Crypto industry peers and partners have been quick to distance themselves from FTX and demonstrate their sound financials, though several have disclosed they are exposed to FTX, having held tokens on the exchange or by owning FTX’s native token, FTT , which plunged around 94% last week.
Bitcoin has lost 19% this month and other tokens, such as those affiliated with the Solana blockchain once lauded by Bankman-Fried, have suffered too.
“One has to ask why prices are not already lower than they are.

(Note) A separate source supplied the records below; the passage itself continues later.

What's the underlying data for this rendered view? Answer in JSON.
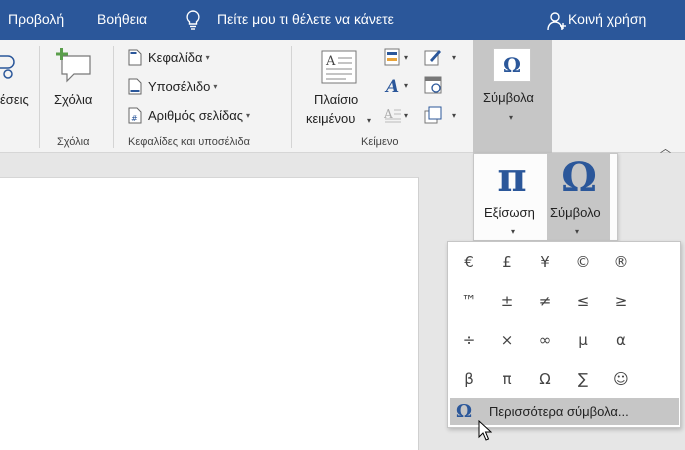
{
  "tabs": [
    {
      "label": "Προβολή"
    },
    {
      "label": "Βοήθεια"
    }
  ],
  "tell_me": "Πείτε μου τι θέλετε να κάνετε",
  "share": "Κοινή χρήση",
  "ribbon": {
    "partial_left": "έσεις",
    "comments": {
      "button": "Σχόλια",
      "group": "Σχόλια"
    },
    "header_footer": {
      "items": [
        {
          "label": "Κεφαλίδα"
        },
        {
          "label": "Υποσέλιδο"
        },
        {
          "label": "Αριθμός σελίδας"
        }
      ],
      "group": "Κεφαλίδες και υποσέλιδα"
    },
    "text": {
      "textbox_line1": "Πλαίσιο",
      "textbox_line2": "κειμένου",
      "group": "Κείμενο"
    },
    "symbols": {
      "button": "Σύμβολα",
      "icon_glyph": "Ω"
    }
  },
  "symbols_menu": {
    "equation": {
      "glyph": "π",
      "label": "Εξίσωση"
    },
    "symbol": {
      "glyph": "Ω",
      "label": "Σύμβολο"
    }
  },
  "gallery": {
    "symbols": [
      "€",
      "£",
      "¥",
      "©",
      "®",
      "™",
      "±",
      "≠",
      "≤",
      "≥",
      "÷",
      "×",
      "∞",
      "µ",
      "α",
      "β",
      "π",
      "Ω",
      "∑",
      "☺"
    ],
    "more_icon": "Ω",
    "more_label": "Περισσότερα σύμβολα..."
  },
  "colors": {
    "accent": "#2b579a",
    "highlight": "#c6c6c6"
  }
}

The answer may simply be that the scale of this collapse is such that credit concerns now trump every other risk, and participants are focusing on moving assets off exchanges, at the short-term expense of price risk management,” said crypto liquidity provider B2C2 in a note to customers.
The fallout has so far been limited to crypto exchanges and traders, but is featuring in mainstream policy discussions too.
French central bank Governor Francois Villeroy de Galhau in a speech in Tokyo called for a global regulatory response to financial uncertainty caused by the crypto market.
“Let me stress that this uncertainty is why we need to regulate strongly and quickly crypto assets internationally,” he said. “The last episodes show us that we cannot allow for a second ‘crypto winter’ to still add to uncertainty and financial instability.”
On Monday, officials from the U.S. Federal Reserve and legislature called for crypto finance to come under greater regulatory scrutiny.